Self-directed IRAs enable investors to better control their retirement savings by investing in alternative assets they know and understand. Although historically, women have taken a more moderate approach to risk, those who prefer to make their own investment decisions can open a new self-directed retirement plan and include non-publicly traded, alternative assets to build a more diverse retirement portfolio. These investments might include real estate, private equity, private lending, partnerships, precious metals or impact investments.
Self-directed investors also conduct their own research and due diligence about the alternative assets they wish to include in their retirement plans. They may already be investing in these assets outside of their existing retirement accounts. In fact, that’s how our founder and CEO, Jaime Raskulinecz, started Next Generation.
Next Generation’s Women in History
Jaime was a seasoned real estate investor who wanted to include real estate in her IRA; she discovered self-direction as a retirement strategy that would allow her to do so. As a pioneer in her own right, Jaime started a company in 2004 to enable more investors to include nontraditional investments in their retirement plans and Next Generation, a third-party administrator for those plans, was born. Continuing to build on her success, in 2017 she led the formation of its sister firm, Next Generation Trust Company, which now acts as custodian for all of its accounts.
Jaime and her partner Linda Varas, Principal of Next Generation, have always believed in the power of women in the workplace and our team is a testament to that. Jaime and Linda have cultivated a career-building environment for women (and men, too!), as you’ll see on our team page.

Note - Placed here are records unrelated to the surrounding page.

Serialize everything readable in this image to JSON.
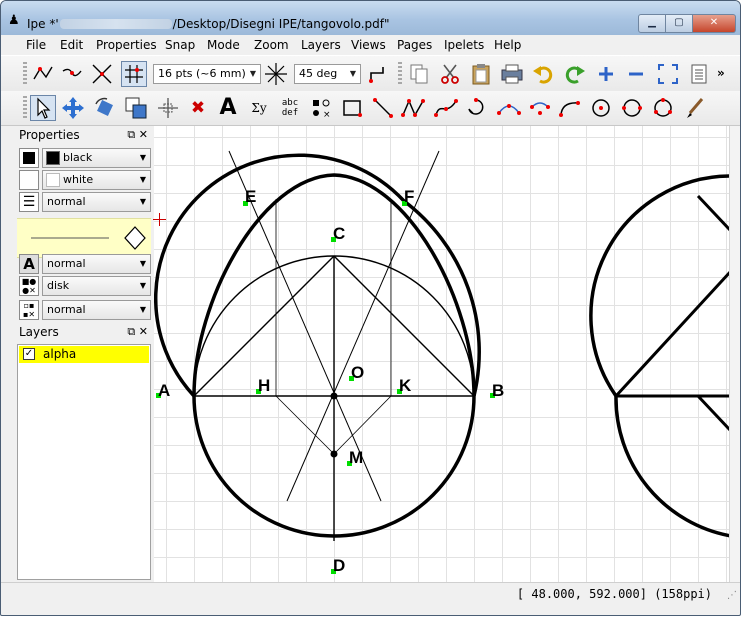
{
  "window": {
    "title_prefix": "Ipe *'",
    "title_suffix": "/Desktop/Disegni IPE/tangovolo.pdf\"",
    "app_icon": "ipe-logo-icon",
    "buttons": {
      "minimize": "minimize-icon",
      "maximize": "maximize-icon",
      "close": "close-icon"
    }
  },
  "menubar": [
    "File",
    "Edit",
    "Properties",
    "Snap",
    "Mode",
    "Zoom",
    "Layers",
    "Views",
    "Pages",
    "Ipelets",
    "Help"
  ],
  "toolbar1": {
    "grid_size": "16 pts (~6 mm)",
    "angle": "45 deg",
    "more": "»"
  },
  "properties_panel": {
    "title": "Properties",
    "stroke": "black",
    "fill": "white",
    "pen": "normal",
    "textsize": "normal",
    "mark_shape": "disk",
    "symbol_size": "normal"
  },
  "layers_panel": {
    "title": "Layers",
    "layers": [
      {
        "name": "alpha",
        "visible": true
      }
    ]
  },
  "status": {
    "coords": "[ 48.000, 592.000]",
    "resolution": "(158ppi)"
  },
  "drawing": {
    "labels": [
      "E",
      "F",
      "C",
      "A",
      "H",
      "O",
      "K",
      "B",
      "M",
      "D"
    ]
  },
  "colors": {
    "accent_selection": "#d6e3f2",
    "layer_highlight": "#ffff00",
    "preview_bg": "#ffffc6",
    "mark_color": "#00dd00",
    "cursor_color": "#cc0000"
  }
}
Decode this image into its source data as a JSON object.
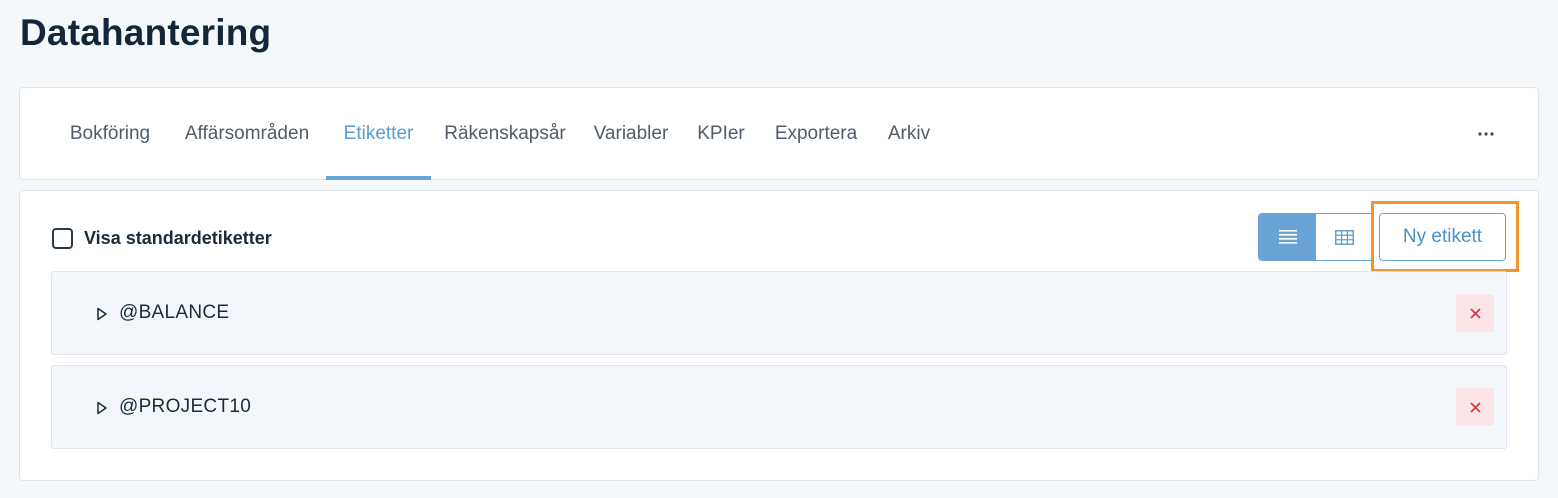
{
  "page": {
    "title": "Datahantering"
  },
  "tabs": [
    {
      "label": "Bokföring",
      "active": false
    },
    {
      "label": "Affärsområden",
      "active": false
    },
    {
      "label": "Etiketter",
      "active": true
    },
    {
      "label": "Räkenskapsår",
      "active": false
    },
    {
      "label": "Variabler",
      "active": false
    },
    {
      "label": "KPIer",
      "active": false
    },
    {
      "label": "Exportera",
      "active": false
    },
    {
      "label": "Arkiv",
      "active": false
    }
  ],
  "toolbar": {
    "show_standard_label": "Visa standardetiketter",
    "show_standard_checked": false,
    "view_modes": [
      "list-icon",
      "grid-icon"
    ],
    "active_view": "list",
    "new_label_button": "Ny etikett"
  },
  "labels": [
    {
      "name": "@BALANCE"
    },
    {
      "name": "@PROJECT10"
    }
  ],
  "colors": {
    "accent": "#6aa4d6",
    "highlight": "#f0952f",
    "danger": "#d9394a",
    "danger_bg": "#fae4e6"
  }
}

We are proud to recognize Jaime’s many professional achievements as we continue to educate more women on the power of self-directed investing. Want to take control of your future, today? Sign up for a complimentary educational session with one of our knowledgeable representatives. Alternatively, you can email us directly at NewAccounts@NextGenerationTrust.com or call 888.857.8058 to get started.
Fewer Americans Confident About Retirement Savings, Survey Finds
The New York Times released an article reflecting a recent survey about retirement savings a few weeks ago. As per this survey, the drooping economy is causing concern amongst Americans as to whether or not they will be financially capable to retire timely. According to this survey and the “Unretirement Index” only a quarter of Americans are “very confident” that they will be able to retire.
Are you confident in your retirement savings? Do you forsee yourself being able to retire on time? What are you doing to supplement your retirement savings?